Posted on January 24, 2019
The group was arrested on suspicion of being part of paramilitary organisation EOKA, which fought a guerrilla campaign to overthrow British control in Cyprus. One woman, aged 16 at the time, said she was repeatedly raped by soldiers. The government said the settlement was not “any admission of liability”.
The 1955-59 rebellion was known as the Cyprus Emergency, during which the governor enacted draconian laws, flooding the island with 30,000 soldiers, police officers and Turkish-Cypriot thugs.
Some 371 British military personnel died during the emergency.

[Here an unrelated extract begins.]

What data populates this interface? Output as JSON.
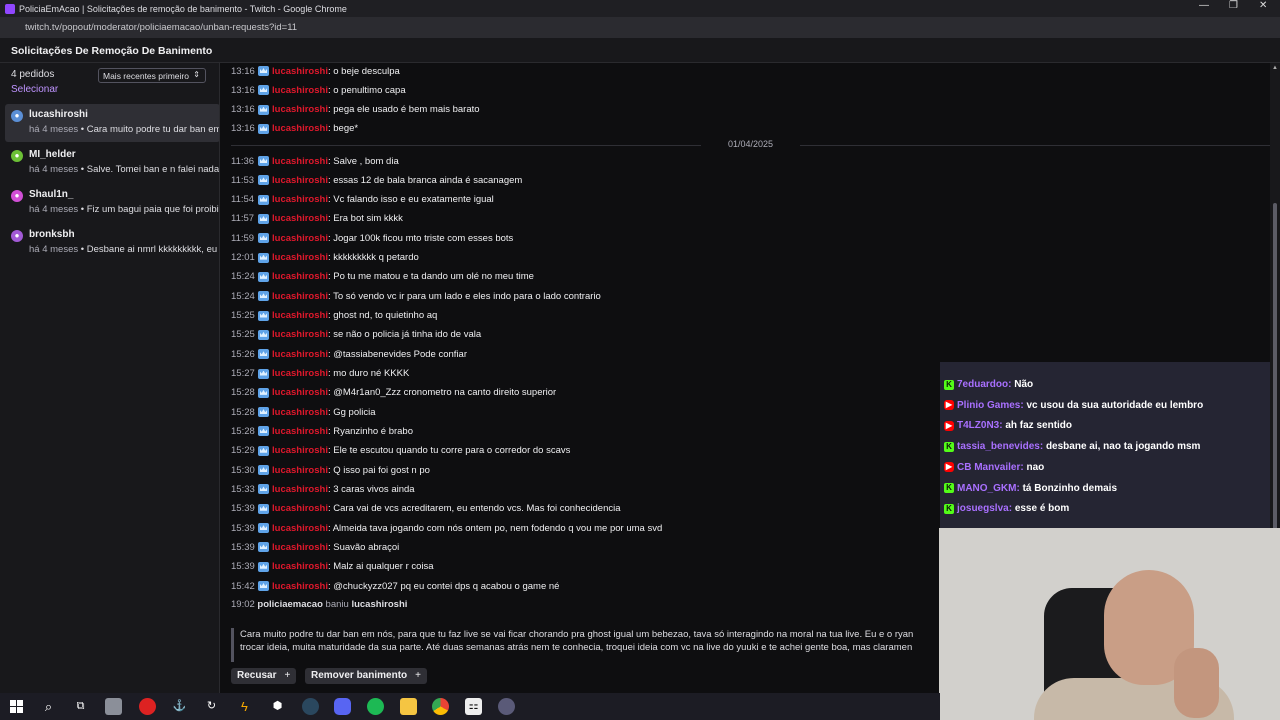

The claimants – now in their 70s and 80s and in poor health – have had to wait almost 60 years to seek justice for their injuries, because the government documents outlining their treatment were classified and out of reach until 2012. Cristos Socratous said he was about 18 when he was picked up by British soldiers, detained and beaten every day for 28 days. He told BBC Radio 4’s Today programme that people in British uniforms and civilian clothes stripped him naked, deprived him of sleep and interrogated him about planting a bomb, which he denied. “I was so tired I couldn’t stand. The pain was very bad. They had these big police truncheons and they hit me on my arms, my stomach, my chest, my legs,” he said. After four weeks they released him, his face bloodied. “I didn’t go back to my parents’ house because I didn’t want my parents to see me like that,” he said. It took about six months to recover, but Mr Socratous, who now lives in Ilford, east London, said he still suffers nightmares. “I’m still scared,” he said. But he declined to say if he had any involvement with EOKA, the armed group that fought against British rule. “Whatever I did, it was for myself,” he said.